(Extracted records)
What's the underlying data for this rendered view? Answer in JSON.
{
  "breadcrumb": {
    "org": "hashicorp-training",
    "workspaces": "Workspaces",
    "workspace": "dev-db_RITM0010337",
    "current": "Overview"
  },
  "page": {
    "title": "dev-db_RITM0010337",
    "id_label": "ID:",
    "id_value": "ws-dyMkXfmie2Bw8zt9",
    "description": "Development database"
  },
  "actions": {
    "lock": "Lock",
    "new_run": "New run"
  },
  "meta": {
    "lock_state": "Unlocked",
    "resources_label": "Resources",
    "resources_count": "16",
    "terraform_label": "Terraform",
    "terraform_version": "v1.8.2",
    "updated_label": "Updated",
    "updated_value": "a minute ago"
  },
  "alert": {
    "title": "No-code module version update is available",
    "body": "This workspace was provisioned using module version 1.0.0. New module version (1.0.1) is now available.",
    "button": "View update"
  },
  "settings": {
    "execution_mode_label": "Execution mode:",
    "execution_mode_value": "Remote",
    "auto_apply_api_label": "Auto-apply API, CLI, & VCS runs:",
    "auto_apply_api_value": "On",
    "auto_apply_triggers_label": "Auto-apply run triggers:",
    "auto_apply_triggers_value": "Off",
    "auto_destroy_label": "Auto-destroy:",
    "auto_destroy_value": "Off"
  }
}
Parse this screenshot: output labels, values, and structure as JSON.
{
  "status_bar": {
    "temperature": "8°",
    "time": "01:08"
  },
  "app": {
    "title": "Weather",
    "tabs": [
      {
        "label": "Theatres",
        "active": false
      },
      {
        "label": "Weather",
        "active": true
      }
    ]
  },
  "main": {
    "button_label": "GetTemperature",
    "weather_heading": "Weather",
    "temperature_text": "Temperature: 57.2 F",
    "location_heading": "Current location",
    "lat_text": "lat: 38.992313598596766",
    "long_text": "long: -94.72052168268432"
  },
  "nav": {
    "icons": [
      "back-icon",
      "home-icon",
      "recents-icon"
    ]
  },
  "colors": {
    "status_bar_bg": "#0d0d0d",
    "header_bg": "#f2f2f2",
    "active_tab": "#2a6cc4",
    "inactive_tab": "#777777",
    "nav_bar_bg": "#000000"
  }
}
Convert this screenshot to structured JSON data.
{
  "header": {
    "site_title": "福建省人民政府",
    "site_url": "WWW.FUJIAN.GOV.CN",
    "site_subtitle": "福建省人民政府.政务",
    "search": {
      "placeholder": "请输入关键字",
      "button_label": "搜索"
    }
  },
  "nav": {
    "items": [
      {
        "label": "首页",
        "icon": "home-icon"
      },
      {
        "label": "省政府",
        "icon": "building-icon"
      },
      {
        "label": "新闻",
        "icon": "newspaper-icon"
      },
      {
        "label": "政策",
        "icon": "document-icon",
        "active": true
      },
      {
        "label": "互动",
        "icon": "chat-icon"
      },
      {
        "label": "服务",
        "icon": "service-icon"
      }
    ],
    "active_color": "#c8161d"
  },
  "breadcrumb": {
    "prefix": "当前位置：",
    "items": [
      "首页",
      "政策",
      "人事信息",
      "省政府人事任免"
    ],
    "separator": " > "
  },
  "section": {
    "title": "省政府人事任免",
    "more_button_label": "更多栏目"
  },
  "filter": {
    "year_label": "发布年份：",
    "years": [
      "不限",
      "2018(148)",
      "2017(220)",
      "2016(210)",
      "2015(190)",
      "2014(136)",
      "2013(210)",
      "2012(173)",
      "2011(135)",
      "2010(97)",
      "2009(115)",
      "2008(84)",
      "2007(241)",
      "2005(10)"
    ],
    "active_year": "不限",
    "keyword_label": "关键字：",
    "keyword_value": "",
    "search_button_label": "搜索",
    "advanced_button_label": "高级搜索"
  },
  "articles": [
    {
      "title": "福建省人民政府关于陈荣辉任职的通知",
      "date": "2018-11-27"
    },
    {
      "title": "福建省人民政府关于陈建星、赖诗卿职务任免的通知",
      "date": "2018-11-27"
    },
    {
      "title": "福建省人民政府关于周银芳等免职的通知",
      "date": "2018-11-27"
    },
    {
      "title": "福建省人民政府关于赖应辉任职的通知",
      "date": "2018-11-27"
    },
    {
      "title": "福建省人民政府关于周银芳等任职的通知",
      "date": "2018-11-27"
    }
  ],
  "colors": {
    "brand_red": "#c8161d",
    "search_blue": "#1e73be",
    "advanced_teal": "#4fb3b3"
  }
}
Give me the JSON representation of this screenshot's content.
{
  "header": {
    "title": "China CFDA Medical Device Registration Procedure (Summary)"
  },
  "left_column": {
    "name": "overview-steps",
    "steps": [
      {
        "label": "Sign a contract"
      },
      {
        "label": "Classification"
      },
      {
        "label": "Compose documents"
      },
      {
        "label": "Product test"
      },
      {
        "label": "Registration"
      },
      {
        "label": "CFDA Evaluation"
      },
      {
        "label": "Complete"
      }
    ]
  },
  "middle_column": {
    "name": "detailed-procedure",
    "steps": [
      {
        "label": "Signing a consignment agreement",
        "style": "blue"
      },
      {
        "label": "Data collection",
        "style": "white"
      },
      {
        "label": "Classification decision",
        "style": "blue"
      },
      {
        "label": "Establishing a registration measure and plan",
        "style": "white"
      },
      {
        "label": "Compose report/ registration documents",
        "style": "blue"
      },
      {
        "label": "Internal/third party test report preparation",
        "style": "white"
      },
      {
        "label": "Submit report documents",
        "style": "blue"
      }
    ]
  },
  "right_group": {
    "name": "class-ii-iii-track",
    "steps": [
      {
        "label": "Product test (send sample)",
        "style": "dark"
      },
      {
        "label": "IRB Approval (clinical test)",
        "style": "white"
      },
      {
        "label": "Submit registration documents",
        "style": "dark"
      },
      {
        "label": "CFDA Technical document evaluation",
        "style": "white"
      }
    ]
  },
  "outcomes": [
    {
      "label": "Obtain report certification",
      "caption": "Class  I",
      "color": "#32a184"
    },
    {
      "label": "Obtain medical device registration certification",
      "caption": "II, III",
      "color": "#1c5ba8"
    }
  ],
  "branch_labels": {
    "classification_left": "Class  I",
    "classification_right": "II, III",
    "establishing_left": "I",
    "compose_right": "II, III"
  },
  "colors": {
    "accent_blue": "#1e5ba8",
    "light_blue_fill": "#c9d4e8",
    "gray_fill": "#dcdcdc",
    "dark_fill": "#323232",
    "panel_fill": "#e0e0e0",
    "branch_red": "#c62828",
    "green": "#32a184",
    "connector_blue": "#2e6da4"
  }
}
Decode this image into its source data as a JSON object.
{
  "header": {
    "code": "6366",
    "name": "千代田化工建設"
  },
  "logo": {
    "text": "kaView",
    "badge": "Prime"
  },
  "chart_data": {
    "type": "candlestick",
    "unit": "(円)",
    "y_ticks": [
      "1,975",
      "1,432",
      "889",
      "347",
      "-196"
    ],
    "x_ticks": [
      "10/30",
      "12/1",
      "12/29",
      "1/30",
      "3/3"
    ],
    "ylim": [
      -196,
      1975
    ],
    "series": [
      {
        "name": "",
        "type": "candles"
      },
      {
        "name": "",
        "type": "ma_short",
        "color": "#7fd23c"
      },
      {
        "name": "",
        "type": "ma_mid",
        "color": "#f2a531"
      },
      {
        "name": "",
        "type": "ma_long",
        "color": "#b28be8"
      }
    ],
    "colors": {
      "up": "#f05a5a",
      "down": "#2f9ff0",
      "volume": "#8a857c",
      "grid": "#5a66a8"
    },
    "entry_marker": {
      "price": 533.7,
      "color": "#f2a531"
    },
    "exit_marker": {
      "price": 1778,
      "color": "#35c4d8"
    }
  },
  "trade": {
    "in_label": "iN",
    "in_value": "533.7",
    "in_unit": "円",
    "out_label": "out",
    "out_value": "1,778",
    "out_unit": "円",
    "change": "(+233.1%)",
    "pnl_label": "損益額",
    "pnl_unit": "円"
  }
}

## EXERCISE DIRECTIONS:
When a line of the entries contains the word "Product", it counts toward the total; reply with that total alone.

## YOUR RESPONSE:
2